Problem requirements: Go to the line in the data below that contains "Output a JSON". Write it out exactly, along with every later line through the last, and nothing else.
The records Start Marker
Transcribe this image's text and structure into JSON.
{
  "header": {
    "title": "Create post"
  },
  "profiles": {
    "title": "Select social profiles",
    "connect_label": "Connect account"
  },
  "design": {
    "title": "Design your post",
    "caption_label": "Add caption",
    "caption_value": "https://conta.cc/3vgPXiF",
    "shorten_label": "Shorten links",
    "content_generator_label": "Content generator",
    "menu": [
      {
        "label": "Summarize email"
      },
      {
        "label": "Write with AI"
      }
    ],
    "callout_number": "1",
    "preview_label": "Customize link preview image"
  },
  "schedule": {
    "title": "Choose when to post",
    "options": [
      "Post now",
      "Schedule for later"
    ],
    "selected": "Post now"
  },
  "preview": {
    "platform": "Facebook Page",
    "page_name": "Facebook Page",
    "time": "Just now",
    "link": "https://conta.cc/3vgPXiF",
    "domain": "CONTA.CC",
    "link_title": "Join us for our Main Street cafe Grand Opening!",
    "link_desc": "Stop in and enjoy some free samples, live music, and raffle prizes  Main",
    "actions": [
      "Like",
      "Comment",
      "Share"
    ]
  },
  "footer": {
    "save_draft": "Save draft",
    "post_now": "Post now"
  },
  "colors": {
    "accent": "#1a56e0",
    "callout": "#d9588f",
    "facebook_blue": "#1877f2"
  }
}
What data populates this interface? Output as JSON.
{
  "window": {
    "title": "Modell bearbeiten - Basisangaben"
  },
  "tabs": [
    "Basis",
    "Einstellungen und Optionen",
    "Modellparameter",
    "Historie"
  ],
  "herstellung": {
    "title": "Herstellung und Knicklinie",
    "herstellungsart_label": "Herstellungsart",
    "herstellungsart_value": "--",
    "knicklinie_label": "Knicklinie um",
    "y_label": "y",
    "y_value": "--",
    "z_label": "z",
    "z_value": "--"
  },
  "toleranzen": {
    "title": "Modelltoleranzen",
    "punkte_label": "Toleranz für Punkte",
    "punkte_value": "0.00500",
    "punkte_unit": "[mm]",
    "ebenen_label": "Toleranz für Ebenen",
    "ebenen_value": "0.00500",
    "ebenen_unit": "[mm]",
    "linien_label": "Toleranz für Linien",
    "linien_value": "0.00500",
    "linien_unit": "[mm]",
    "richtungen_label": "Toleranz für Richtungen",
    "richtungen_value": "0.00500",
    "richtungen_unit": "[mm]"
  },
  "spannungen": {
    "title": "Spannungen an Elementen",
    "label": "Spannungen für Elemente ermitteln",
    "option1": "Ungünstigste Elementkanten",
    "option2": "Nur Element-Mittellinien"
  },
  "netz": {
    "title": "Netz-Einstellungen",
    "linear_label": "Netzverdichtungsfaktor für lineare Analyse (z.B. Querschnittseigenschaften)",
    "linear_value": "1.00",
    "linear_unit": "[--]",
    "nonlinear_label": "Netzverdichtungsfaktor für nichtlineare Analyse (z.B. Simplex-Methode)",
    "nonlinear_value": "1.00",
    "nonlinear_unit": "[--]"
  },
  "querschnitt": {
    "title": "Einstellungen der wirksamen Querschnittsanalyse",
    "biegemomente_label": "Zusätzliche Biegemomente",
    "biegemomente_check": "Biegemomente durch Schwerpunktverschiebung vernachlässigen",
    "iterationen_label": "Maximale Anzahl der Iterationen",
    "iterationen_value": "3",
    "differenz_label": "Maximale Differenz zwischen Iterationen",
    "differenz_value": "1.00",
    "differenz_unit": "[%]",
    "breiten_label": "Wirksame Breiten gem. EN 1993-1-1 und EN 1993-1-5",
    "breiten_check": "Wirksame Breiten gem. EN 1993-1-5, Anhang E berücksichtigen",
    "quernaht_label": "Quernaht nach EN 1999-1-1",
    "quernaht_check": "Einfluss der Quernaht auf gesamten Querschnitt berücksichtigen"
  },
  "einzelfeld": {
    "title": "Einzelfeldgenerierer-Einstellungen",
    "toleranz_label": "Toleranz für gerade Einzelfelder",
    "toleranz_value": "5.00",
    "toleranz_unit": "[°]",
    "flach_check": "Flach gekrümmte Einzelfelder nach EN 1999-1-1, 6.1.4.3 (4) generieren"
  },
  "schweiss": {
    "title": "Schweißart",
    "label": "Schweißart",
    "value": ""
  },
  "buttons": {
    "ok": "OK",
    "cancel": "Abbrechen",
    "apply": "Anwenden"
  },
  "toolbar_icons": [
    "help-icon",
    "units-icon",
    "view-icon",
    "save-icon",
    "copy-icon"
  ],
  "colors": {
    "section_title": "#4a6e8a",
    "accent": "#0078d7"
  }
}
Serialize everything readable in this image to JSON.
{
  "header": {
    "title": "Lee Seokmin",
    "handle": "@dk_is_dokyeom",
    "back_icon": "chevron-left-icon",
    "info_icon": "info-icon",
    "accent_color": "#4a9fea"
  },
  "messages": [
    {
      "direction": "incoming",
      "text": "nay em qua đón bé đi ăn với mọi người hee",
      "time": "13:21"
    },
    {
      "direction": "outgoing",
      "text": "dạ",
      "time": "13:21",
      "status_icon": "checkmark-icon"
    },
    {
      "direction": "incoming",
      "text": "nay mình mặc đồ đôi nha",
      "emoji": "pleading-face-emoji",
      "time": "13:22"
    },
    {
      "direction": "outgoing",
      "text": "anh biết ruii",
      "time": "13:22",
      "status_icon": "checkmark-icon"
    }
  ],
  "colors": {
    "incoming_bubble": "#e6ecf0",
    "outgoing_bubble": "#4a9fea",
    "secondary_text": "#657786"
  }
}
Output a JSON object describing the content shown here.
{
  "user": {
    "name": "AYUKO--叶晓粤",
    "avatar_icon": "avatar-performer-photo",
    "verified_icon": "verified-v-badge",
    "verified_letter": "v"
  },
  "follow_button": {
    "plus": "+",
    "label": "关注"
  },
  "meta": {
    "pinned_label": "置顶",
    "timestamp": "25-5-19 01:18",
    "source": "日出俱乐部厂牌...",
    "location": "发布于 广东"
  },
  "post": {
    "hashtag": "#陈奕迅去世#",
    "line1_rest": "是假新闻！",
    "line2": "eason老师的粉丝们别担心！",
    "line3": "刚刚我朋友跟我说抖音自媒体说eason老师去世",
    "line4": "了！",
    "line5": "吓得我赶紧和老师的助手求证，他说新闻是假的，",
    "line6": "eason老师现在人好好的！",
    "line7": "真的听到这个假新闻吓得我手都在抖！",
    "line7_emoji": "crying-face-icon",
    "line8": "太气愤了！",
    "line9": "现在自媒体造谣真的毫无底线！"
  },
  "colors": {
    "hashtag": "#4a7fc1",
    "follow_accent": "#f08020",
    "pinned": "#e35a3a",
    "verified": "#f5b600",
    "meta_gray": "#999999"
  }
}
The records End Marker
Your response:
Output a JSON object describing the content shown here.
{
  "user": {
    "name": "AYUKO--叶晓粤",
    "avatar_icon": "avatar-performer-photo",
    "verified_icon": "verified-v-badge",
    "verified_letter": "v"
  },
  "follow_button": {
    "plus": "+",
    "label": "关注"
  },
  "meta": {
    "pinned_label": "置顶",
    "timestamp": "25-5-19 01:18",
    "source": "日出俱乐部厂牌...",
    "location": "发布于 广东"
  },
  "post": {
    "hashtag": "#陈奕迅去世#",
    "line1_rest": "是假新闻！",
    "line2": "eason老师的粉丝们别担心！",
    "line3": "刚刚我朋友跟我说抖音自媒体说eason老师去世",
    "line4": "了！",
    "line5": "吓得我赶紧和老师的助手求证，他说新闻是假的，",
    "line6": "eason老师现在人好好的！",
    "line7": "真的听到这个假新闻吓得我手都在抖！",
    "line7_emoji": "crying-face-icon",
    "line8": "太气愤了！",
    "line9": "现在自媒体造谣真的毫无底线！"
  },
  "colors": {
    "hashtag": "#4a7fc1",
    "follow_accent": "#f08020",
    "pinned": "#e35a3a",
    "verified": "#f5b600",
    "meta_gray": "#999999"
  }
}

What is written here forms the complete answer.